To improve streaming for media apps like Netflix (NASDAQ:NFLX) and HBO Now, Google introduced a new API which buffers queued videos in the background as others play. This lets viewers seamlessly jump from one program to the next without waiting.
Chromecast isn't generally known for its games, although the device can already turn TV screens into simple game boards, dance floors, or race tracks. Android phones can even be used as Wii-like motion controllers in some Chromecast games. Recognizing the potential growth in this area, Google introduced two new APIs, Game Manager and Remote Display. Game Manager makes it easy for developers to create cross-device multiplayer games, and Remote Display enables separate mobile devices to display different second screens for games.
To understand how these improvements to Chromecast could help Google, let's take a closer look at how Chromecast changed the streaming media device market.
The business of streaming devices
Streaming devices are a growing market -- the NPD Group estimates that 25% of U.S. households will own at least one by the end up 2015, up from 16% in 2014.
Research firm Parks Associates estimates that Google's Chromecast claimed 20% of the U.S. streaming device market in the first three quarters of 2014. That put it in second place behind Roku, which controlled 29% of the market, but ahead of Apple (NASDAQ: AAPL) TV and Amazon's Fire TV, which respectively claimed 17% and 10%. But by the end of the fourth quarter, NPD Group reported that Chromecast overtook Roku and claimed the top spot in the U.S.
Prior to the launch of the Chromecast in July 2013, Parks Associates reported that Roku claimed nearly half of the streaming media player market, while Apple claimed 26%. This means that the Chromecast and Fire TV, which launched in April 2014, made big gains at Roku and Apple's expense.
How Chromecast altered the market
Chromecast's arrival was game-changing for two reasons: price and form factor. At $35, Chromecast was significantly cheaper than Roku and Apple's set-top boxes, which cost about $100 at the time. It also made installation easy with a single plug-and-play HDMI dongle.
In response, Roku launched a $50 HDMI dongle last year. After launching its Fire TV set-top box for $99, Amazon also introduced a dongle version, the Fire TV Stick, for $39. Apple, which rarely bows to pricing pressure, recently dropped the price of the Apple TV from $99 to $69.
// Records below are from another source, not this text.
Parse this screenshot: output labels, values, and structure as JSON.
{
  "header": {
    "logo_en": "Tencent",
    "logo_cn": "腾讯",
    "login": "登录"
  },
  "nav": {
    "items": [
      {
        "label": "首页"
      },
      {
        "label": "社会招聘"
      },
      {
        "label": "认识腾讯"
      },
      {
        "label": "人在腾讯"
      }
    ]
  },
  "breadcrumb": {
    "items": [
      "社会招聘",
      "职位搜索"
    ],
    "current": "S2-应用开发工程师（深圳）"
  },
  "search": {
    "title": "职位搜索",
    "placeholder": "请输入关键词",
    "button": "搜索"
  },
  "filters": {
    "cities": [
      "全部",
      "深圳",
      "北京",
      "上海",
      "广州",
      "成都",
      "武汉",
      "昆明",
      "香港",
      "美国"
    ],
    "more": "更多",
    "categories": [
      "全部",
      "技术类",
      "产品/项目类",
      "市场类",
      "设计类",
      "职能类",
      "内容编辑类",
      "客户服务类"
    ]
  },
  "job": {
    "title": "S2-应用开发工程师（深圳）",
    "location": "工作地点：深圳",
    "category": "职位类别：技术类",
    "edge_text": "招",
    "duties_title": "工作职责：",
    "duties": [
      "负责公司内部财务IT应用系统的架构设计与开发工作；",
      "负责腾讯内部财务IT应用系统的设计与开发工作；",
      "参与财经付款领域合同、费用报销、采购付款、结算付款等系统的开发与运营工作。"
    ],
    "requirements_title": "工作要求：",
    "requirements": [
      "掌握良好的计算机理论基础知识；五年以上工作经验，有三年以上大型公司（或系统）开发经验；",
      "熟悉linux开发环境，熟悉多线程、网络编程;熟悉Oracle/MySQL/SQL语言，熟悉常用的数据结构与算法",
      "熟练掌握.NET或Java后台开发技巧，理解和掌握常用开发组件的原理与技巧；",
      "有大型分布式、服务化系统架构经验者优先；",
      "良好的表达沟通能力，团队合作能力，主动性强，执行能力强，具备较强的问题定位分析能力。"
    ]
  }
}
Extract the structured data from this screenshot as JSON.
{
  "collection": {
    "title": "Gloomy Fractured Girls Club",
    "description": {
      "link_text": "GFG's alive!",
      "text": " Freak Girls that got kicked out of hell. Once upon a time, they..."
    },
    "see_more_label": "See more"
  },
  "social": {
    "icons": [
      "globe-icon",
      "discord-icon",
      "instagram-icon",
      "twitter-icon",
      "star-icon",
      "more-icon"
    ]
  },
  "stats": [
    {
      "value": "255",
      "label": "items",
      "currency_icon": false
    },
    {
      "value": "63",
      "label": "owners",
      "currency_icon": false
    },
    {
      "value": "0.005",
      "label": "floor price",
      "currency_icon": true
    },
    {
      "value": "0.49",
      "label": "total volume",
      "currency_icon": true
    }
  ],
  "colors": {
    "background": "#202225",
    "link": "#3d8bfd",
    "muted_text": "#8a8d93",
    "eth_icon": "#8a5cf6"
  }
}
The success of Chromecast also led to the arrival of "stick PCs" which pack in beefier hardware for a full computing experience. Google's Chromebit and Intel's Compute Stick are two such devices, which cost between $100 to $150, that convert TVs into full Chrome OS or Windows PCs, respectively. But as the prices of stick PCs drop toward streaming dongle prices, both markets might merge into a single one.
Why Chromecast's upgrades matter
As hardware improves and prices decline, the streaming media device and stick PC markets will likely collide with pricier Android set-top gaming and streaming devices like Nvidia's (NASDAQ:NVDA) SHIELD Android TV, Google's Nexus Player, and Razer's Forge TV. Those quad-core devices, which cost between $79 and $199, are intended to be cheaper alternatives to full-priced consoles, which cost between $350 and $400.
The problem with these devices is that most Android games are designed for mobile devices with touchscreens instead of large TVs with controllers. As long as more gamers are playing on mobile devices, the market for console-based Android games will remain a niche one.
However, the popularity of the Chromecast makes it a viable platform for game development. With 17 million units shipped so far, there are actually more Chromecasts in the world than Xbox Ones or Wii Us. With cross platform streaming between Android devices, Chrome browsers, and Chromecasts, developers can create scalable games which can be played on mobile devices and on TVs.
Google's main advantage
The main advantage Google has in the streaming device market is that Chromecast is well-connected to the rest of its ecosystem. Chromecast can mirror content on Chrome, and Android devices can be used as second screens or controllers.
Roku offers mirroring options and games, but it isn't all tied together with a mobile ecosystem. Apple TV is integrated with iTunes and can play games and stream content with AirPlay, but it still doesn't offer Continuity for tighter integration with OS X and iOS devices.
The key takeaway
Selling 17 million Chromecasts over two years only generated about $595 million in revenue for Google -- pocket change for a company that reported $66 billion in sales last year. However, the Chromecast isn't designed to be a revenue-generating device. It's an ecosystem play which allows Google to gather more data about media streaming habits while expanding its reach from mobile devices into living rooms.
Leo Sun owns shares of Apple. The Motley Fool recommends Amazon.com, Apple, Google (A shares), Google (C shares), Intel, Netflix, and Nvidia. The Motley Fool owns shares of Amazon.com, Apple, Google (A shares), Google (C shares), and Netflix. Try any of our Foolish newsletter services free for 30 days. We Fools may not all hold the same opinions, but we all believe that considering a diverse range of insights makes us better investors. The Motley Fool has a disclosure policy.